- **REQUIREMENT**: Go through the records below and report each line with "emoji" in it.

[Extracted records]
━━━━━━━━━━━━━━━━━━━━━━━━━━━━━━

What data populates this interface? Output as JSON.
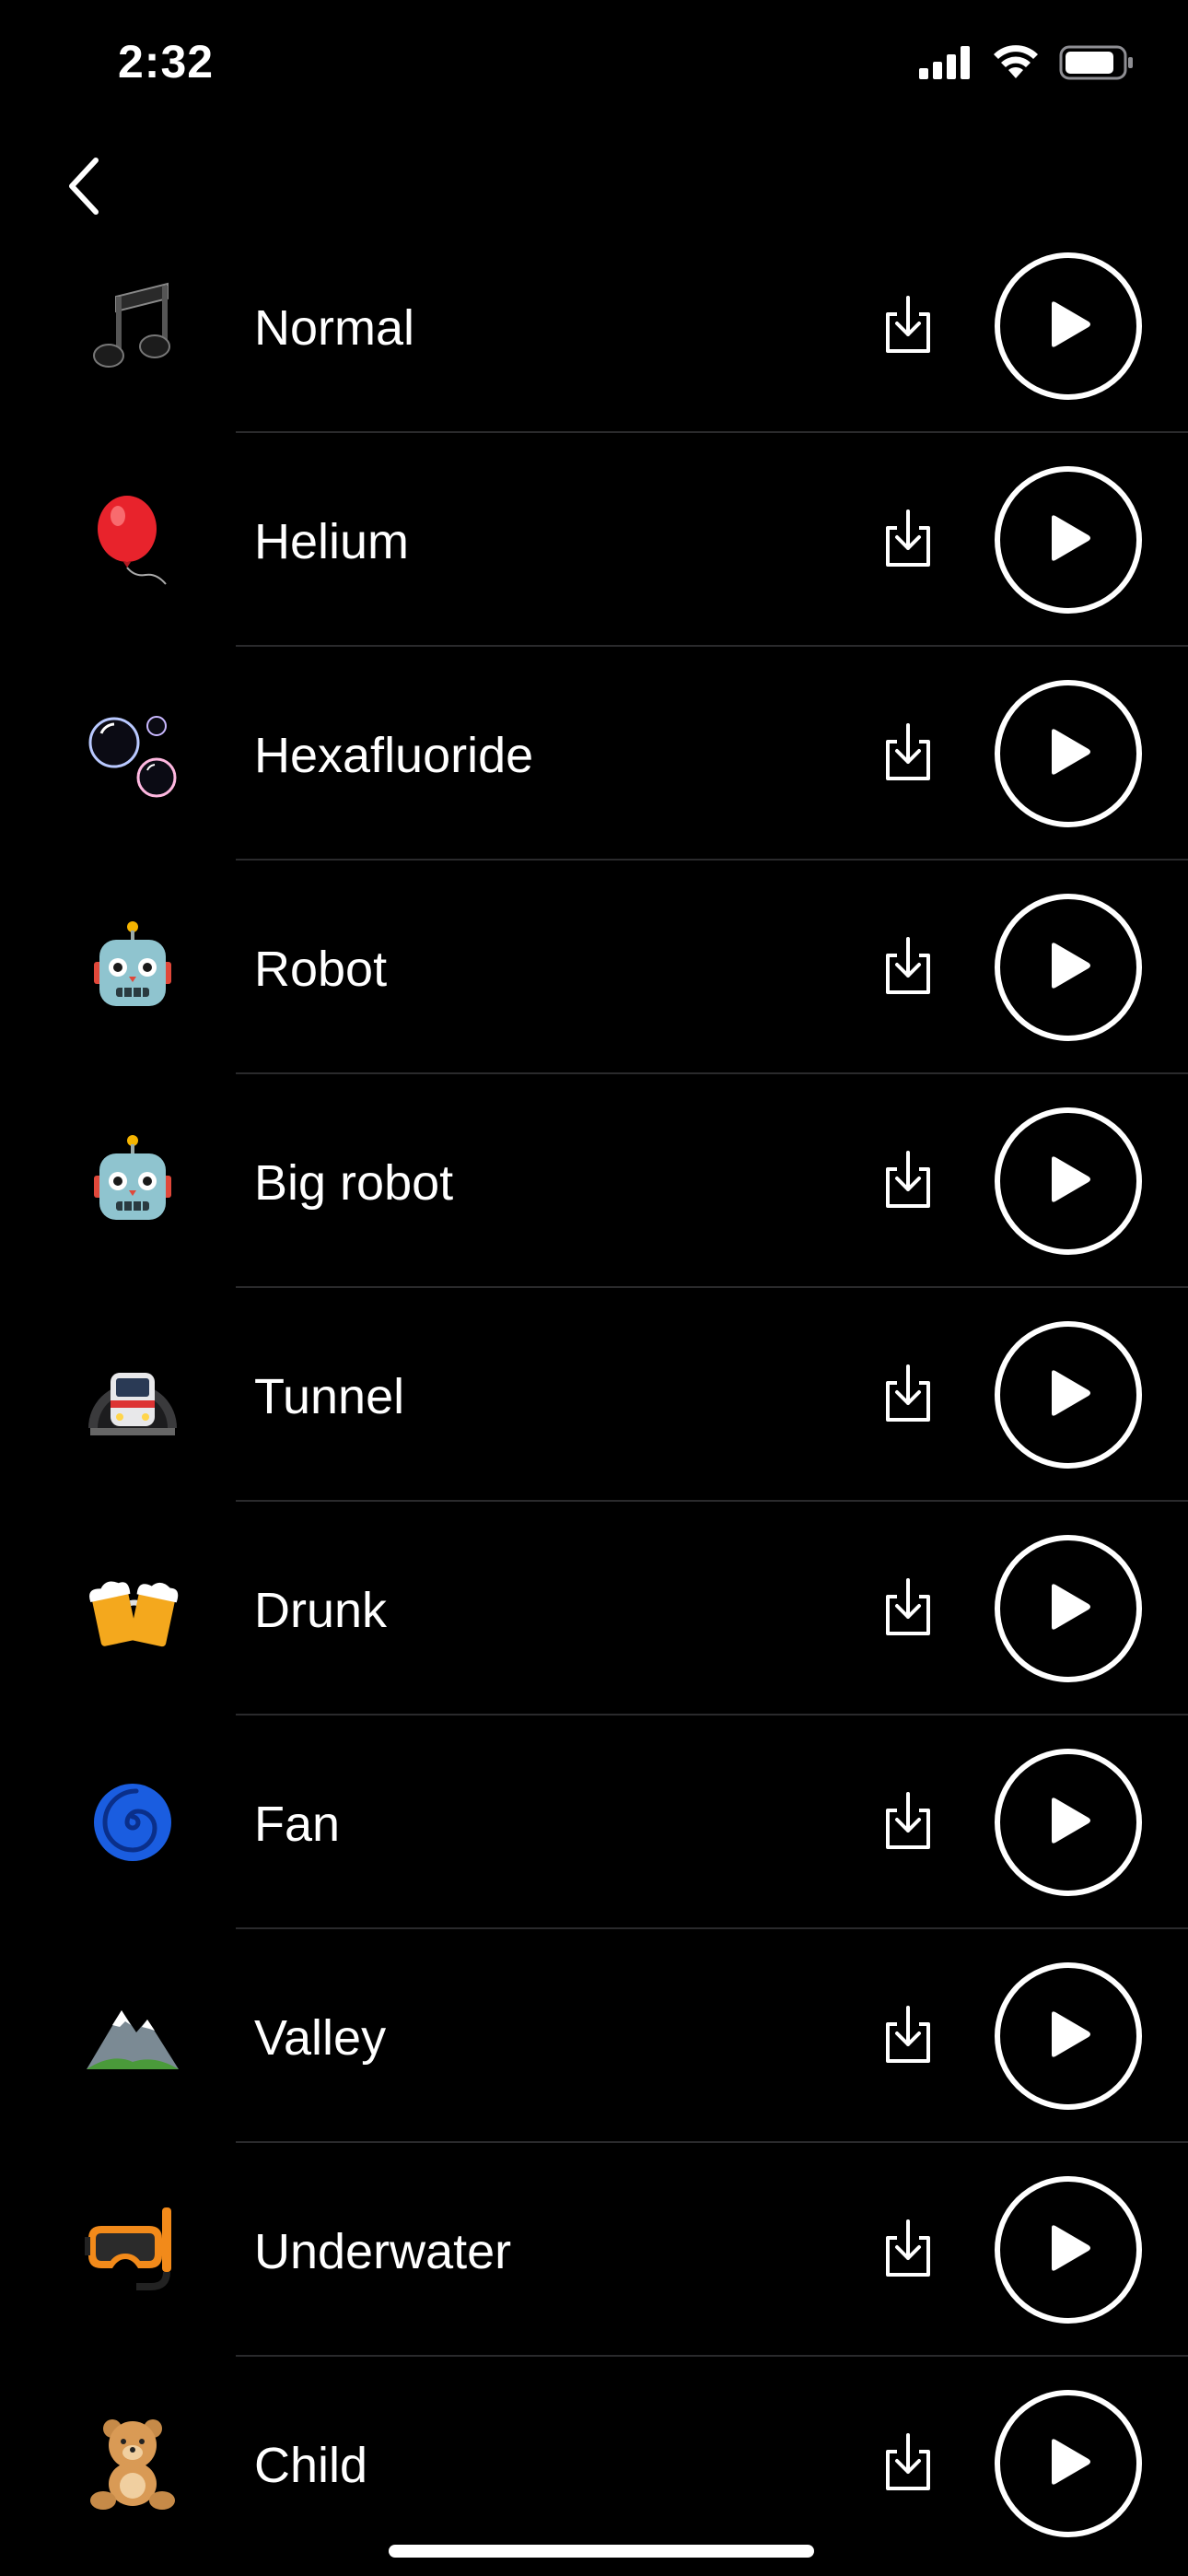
{
  "status_bar": {
    "time": "2:32",
    "signal_icon": "cellular-signal-icon",
    "wifi_icon": "wifi-icon",
    "battery_icon": "battery-icon"
  },
  "nav": {
    "back_icon": "chevron-left-icon"
  },
  "effects": [
    {
      "id": "normal",
      "name": "Normal",
      "emoji": "musical-notes-icon"
    },
    {
      "id": "helium",
      "name": "Helium",
      "emoji": "balloon-icon"
    },
    {
      "id": "hexafluoride",
      "name": "Hexafluoride",
      "emoji": "bubbles-icon"
    },
    {
      "id": "robot",
      "name": "Robot",
      "emoji": "robot-icon"
    },
    {
      "id": "big-robot",
      "name": "Big robot",
      "emoji": "robot-icon"
    },
    {
      "id": "tunnel",
      "name": "Tunnel",
      "emoji": "metro-train-icon"
    },
    {
      "id": "drunk",
      "name": "Drunk",
      "emoji": "beer-mugs-icon"
    },
    {
      "id": "fan",
      "name": "Fan",
      "emoji": "cyclone-icon"
    },
    {
      "id": "valley",
      "name": "Valley",
      "emoji": "snow-mountain-icon"
    },
    {
      "id": "underwater",
      "name": "Underwater",
      "emoji": "diving-mask-icon"
    },
    {
      "id": "child",
      "name": "Child",
      "emoji": "teddy-bear-icon"
    }
  ],
  "row_actions": {
    "download_icon": "download-icon",
    "play_icon": "play-icon"
  },
  "colors": {
    "background": "#000000",
    "text": "#ffffff",
    "divider": "#2a2a2c"
  }
}
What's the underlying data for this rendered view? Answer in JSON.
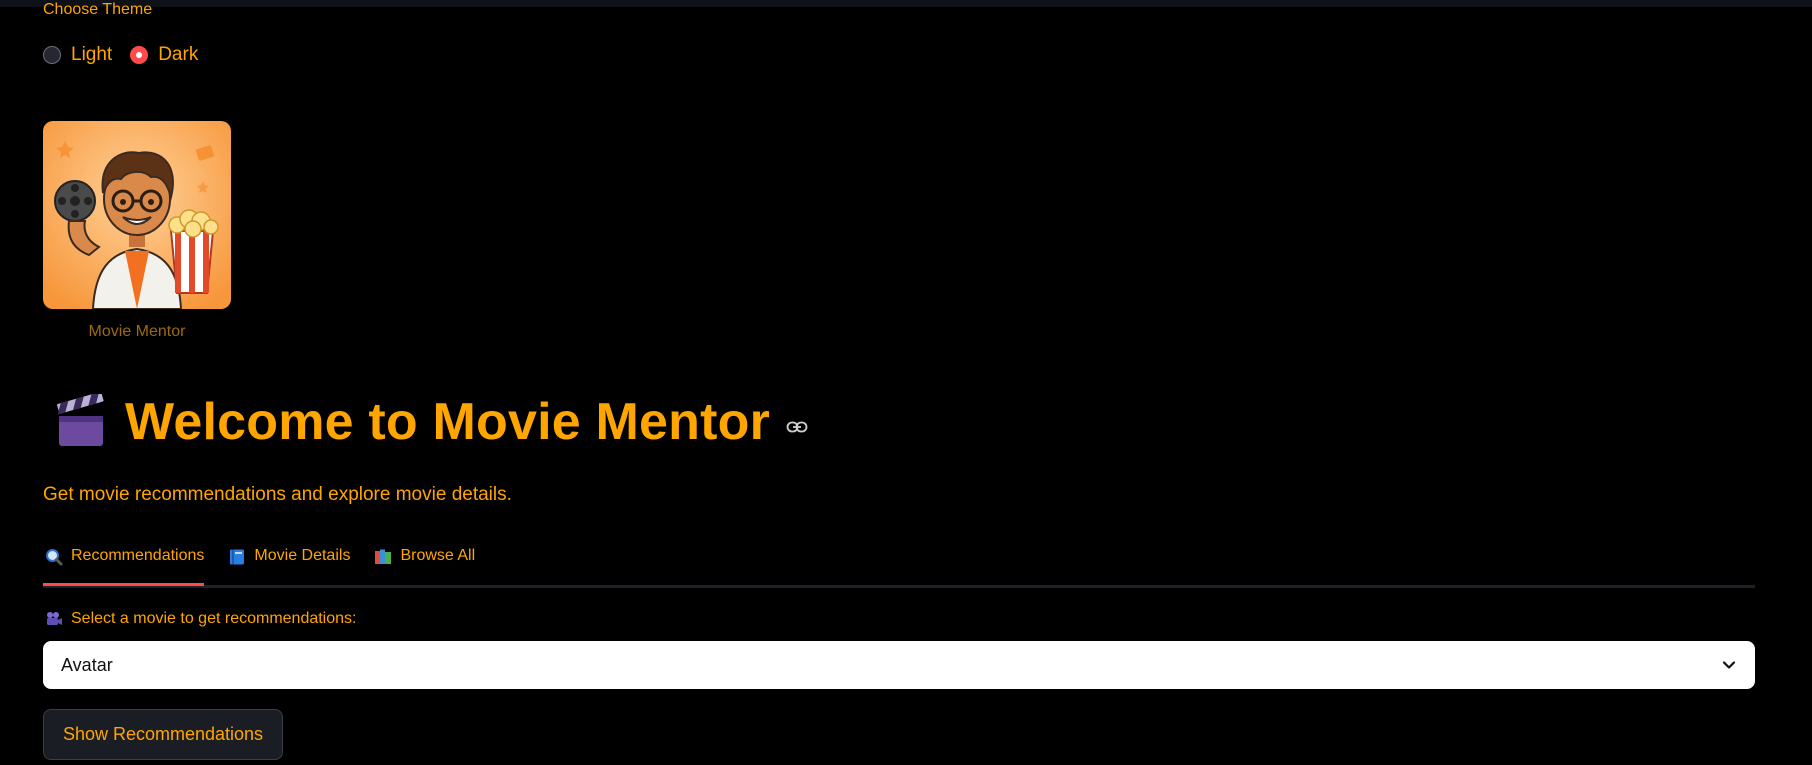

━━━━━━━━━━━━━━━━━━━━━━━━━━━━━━

- **COMPLETED EXERCISE**:
      "emoji": "musical-notes-icon"
      "emoji": "balloon-icon"
      "emoji": "bubbles-icon"
      "emoji": "robot-icon"
      "emoji": "robot-icon"
      "emoji": "metro-train-icon"
      "emoji": "beer-mugs-icon"
      "emoji": "cyclone-icon"
      "emoji": "snow-mountain-icon"
      "emoji": "diving-mask-icon"
      "emoji": "teddy-bear-icon"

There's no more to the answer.